Gou Chaobo, a 27-year-old employee at a construction firm who recently decided to trade in his gas-powered sedan for an EV, said financial incentives did not weigh on his decision to go electric. In Chengdu, the megacity in southwestern China where Gou lives and works, traditional cars are restricted from being on the road certain days of the week to help reduce congestion and pollution. Electric vehicles, however, are free to come and go. For electric cars, parking is free for the first two hours at public parking lots.
Gou said the cost of operating an electric vehicle, by his calculation, is less than one-tenth that of a gas-powered car. Once he settles on a specific automobile, he will also benefit from a government subsidy that can knock nearly $2,000 off the sticker price, depending on the EV. Also, the government will waive a 10% car purchase tax on “new energy” vehicles — a catchall phrase used in China that also includes plug-in hybrid cars.
Gou, who was checking out a midsize sedan from the Chinese brand XPeng at the Chengdu auto show, said he decided to go electric “because new energy is where the future is headed.” In other markets, electric vehicles from traditional automakers are often considered luxury vehicles, whereas Chinese brands are also competing with inexpensive models like the Wuling Hongguang Mini — a $4,500 four-seat hatchback that was China’s bestselling EV in 2021. It is made by a joint venture of General Motors and the Chinese automakers SAIC and Wuling.
The country’s seriousness about developing electric vehicles was on display when it rolled out the red carpet for Tesla to build a massive factory in Shanghai in 2018. The move was seen as a way to force the domestic market to compete directly with an industry leader. Beijing allowed Tesla to become the first foreign automaker allowed to manufacture in China without a local partner and the Shanghai government helped foot some of the factory-building costs.
After some early stumbles and COVID lockdowns that hobbled its China operations, Tesla now produces more vehicles at its Shanghai factory than anywhere else. But a slew of Chinese competitors who are catering to local tastes are also churning out new models at a rapid cadence. Roughly 80% of all electric vehicles sold in China this year were made by domestic automakers.

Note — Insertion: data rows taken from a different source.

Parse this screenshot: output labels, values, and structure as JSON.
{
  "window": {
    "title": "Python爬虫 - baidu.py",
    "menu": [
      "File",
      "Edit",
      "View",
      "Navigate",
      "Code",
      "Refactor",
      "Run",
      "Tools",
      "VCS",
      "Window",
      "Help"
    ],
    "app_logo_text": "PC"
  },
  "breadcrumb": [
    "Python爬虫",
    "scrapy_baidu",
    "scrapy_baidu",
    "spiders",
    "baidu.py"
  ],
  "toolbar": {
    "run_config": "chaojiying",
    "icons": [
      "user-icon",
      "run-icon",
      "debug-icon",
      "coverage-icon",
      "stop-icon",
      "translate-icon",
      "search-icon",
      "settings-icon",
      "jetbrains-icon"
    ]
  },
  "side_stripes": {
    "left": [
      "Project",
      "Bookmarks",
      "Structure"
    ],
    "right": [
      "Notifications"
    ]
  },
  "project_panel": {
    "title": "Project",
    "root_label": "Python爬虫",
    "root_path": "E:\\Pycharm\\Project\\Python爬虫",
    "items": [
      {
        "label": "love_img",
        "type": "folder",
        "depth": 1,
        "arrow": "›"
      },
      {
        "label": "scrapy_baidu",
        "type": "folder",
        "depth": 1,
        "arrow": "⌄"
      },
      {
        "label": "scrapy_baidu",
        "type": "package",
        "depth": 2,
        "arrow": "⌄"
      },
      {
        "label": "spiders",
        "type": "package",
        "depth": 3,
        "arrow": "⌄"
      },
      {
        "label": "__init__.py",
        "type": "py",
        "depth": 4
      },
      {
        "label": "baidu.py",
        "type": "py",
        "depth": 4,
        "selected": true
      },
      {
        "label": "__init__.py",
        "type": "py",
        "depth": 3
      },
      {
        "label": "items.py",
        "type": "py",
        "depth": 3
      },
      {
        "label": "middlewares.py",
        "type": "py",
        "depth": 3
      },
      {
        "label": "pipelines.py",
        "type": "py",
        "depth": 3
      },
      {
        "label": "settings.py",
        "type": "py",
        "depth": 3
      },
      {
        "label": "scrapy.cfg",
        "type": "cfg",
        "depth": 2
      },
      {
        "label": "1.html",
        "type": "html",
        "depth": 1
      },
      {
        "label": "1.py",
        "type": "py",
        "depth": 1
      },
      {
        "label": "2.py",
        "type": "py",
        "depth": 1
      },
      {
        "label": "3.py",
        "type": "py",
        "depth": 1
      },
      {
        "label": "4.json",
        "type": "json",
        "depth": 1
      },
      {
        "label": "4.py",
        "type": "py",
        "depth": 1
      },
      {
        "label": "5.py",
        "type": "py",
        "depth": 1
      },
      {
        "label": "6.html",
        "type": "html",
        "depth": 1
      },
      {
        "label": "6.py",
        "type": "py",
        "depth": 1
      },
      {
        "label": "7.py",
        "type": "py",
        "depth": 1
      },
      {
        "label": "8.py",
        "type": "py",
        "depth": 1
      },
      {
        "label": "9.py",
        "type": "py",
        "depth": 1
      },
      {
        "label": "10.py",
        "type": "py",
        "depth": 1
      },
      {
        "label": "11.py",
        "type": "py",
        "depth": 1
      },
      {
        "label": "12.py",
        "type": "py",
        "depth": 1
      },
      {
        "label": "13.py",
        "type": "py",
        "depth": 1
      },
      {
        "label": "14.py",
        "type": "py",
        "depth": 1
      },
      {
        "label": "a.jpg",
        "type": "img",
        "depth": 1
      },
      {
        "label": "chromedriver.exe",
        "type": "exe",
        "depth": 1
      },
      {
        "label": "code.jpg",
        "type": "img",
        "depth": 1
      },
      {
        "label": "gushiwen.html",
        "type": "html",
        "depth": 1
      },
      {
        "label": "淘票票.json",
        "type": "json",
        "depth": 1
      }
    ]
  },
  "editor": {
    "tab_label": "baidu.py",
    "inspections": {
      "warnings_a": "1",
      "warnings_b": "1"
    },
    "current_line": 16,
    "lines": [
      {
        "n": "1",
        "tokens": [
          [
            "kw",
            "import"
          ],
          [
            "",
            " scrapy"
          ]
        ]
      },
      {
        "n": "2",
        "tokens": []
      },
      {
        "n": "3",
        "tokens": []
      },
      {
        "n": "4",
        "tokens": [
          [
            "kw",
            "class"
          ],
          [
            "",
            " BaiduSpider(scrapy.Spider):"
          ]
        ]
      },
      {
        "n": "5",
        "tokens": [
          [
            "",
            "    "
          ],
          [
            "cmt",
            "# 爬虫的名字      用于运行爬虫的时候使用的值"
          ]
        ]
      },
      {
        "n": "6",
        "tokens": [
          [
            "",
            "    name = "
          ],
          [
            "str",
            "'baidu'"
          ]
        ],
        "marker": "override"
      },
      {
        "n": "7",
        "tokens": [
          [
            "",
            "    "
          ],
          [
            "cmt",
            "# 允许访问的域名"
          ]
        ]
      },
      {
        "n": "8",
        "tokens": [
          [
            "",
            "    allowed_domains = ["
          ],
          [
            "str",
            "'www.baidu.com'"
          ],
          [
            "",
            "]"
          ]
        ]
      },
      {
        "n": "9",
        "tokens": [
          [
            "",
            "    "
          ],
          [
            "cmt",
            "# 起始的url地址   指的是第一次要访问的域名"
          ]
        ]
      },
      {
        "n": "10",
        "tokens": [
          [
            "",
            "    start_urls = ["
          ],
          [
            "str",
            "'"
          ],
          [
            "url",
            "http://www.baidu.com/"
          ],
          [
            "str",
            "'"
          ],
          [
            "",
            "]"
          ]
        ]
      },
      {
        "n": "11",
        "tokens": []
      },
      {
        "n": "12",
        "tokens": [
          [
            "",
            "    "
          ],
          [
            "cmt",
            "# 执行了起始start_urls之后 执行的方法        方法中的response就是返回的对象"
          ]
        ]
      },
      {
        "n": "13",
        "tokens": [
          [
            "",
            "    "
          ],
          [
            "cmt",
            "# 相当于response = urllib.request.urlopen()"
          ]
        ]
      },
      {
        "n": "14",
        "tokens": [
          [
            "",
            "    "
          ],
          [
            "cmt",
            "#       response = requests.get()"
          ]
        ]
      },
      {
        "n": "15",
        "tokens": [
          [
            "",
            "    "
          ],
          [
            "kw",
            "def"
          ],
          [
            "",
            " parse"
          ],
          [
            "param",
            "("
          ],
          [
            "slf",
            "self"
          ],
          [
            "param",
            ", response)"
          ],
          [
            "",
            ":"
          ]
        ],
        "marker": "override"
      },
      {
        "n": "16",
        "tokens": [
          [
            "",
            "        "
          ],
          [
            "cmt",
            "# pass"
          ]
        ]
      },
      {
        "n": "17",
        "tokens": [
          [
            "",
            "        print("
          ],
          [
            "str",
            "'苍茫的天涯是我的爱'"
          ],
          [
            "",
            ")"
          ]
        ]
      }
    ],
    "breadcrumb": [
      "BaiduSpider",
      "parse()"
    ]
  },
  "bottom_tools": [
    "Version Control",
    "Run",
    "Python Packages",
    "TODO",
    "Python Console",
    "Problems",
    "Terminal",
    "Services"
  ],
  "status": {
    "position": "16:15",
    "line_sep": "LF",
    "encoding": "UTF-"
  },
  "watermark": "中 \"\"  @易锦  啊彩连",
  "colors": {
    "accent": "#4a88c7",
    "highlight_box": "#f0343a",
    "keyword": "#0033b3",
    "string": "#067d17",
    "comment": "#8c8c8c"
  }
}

Most foreign brands have largely struggled to make inroads and keep pace with their Chinese competitors.
The domestic competition is cutthroat, with new entrants emerging constantly, leaving most of the Chinese companies swimming in losses and many almost certain to fail from the challenges of manufacturing electric vehicles at the scale needed to drive down costs. But moving from selling cars at home to selling them abroad comes with complications, such as disputes over warranties. Yet as sales of gas-powered cars slump, Chinese automakers increasingly have little choice but to go all in on electric.
Last month, Geely Automobile Holdings, one of China’s most prominent automakers, with investments in Volvo Cars and Mercedes-Benz, said it aimed to sell as many electric and hybrid vehicles next year as traditional internal combustion engine models. Jason Low, a Shanghai-based principal analyst for the research firm Canalys, said Chinese EV brands have been more aggressive than foreign automakers in integrating new technologies into the vehicles, such as entertainment features and voice-activated controls.
Zhang, the retiree who bought an electric SUV, said she chose BYD because she preferred a bigger brand. She added that she was cautious about what brand to buy because the air conditioning on her son’s less expensive EV hatchback broke after a few months. She also considered some foreign electric vehicles, but the minimal features did not suit her tastes. “There was thoroughly nothing inside. I don’t really like that design,” Zhang said. “It’s a bit different from our Chinese living habits.”
This article originally appeared in The New York Times.